Stored items

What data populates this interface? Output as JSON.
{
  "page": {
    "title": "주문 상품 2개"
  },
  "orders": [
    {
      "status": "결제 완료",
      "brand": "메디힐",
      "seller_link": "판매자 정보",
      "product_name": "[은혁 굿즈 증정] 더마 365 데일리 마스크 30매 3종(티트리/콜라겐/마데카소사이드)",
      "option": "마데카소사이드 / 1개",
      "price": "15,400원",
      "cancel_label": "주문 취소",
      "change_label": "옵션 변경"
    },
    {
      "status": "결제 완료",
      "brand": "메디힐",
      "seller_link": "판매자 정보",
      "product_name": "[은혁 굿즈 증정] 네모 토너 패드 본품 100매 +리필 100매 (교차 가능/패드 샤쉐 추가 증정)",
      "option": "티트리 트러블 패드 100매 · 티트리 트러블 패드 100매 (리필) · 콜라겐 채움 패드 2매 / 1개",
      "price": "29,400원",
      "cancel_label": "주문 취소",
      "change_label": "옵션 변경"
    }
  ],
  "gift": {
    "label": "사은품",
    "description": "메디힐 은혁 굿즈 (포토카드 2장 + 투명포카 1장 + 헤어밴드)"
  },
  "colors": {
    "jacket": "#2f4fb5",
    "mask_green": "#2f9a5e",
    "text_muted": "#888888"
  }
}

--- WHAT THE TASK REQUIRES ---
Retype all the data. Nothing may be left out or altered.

--- RESPONSE BOX ---
What data populates this interface? Output as JSON.
{
  "page": {
    "title": "주문 상품 2개"
  },
  "orders": [
    {
      "status": "결제 완료",
      "brand": "메디힐",
      "seller_link": "판매자 정보",
      "product_name": "[은혁 굿즈 증정] 더마 365 데일리 마스크 30매 3종(티트리/콜라겐/마데카소사이드)",
      "option": "마데카소사이드 / 1개",
      "price": "15,400원",
      "cancel_label": "주문 취소",
      "change_label": "옵션 변경"
    },
    {
      "status": "결제 완료",
      "brand": "메디힐",
      "seller_link": "판매자 정보",
      "product_name": "[은혁 굿즈 증정] 네모 토너 패드 본품 100매 +리필 100매 (교차 가능/패드 샤쉐 추가 증정)",
      "option": "티트리 트러블 패드 100매 · 티트리 트러블 패드 100매 (리필) · 콜라겐 채움 패드 2매 / 1개",
      "price": "29,400원",
      "cancel_label": "주문 취소",
      "change_label": "옵션 변경"
    }
  ],
  "gift": {
    "label": "사은품",
    "description": "메디힐 은혁 굿즈 (포토카드 2장 + 투명포카 1장 + 헤어밴드)"
  },
  "colors": {
    "jacket": "#2f4fb5",
    "mask_green": "#2f9a5e",
    "text_muted": "#888888"
  }
}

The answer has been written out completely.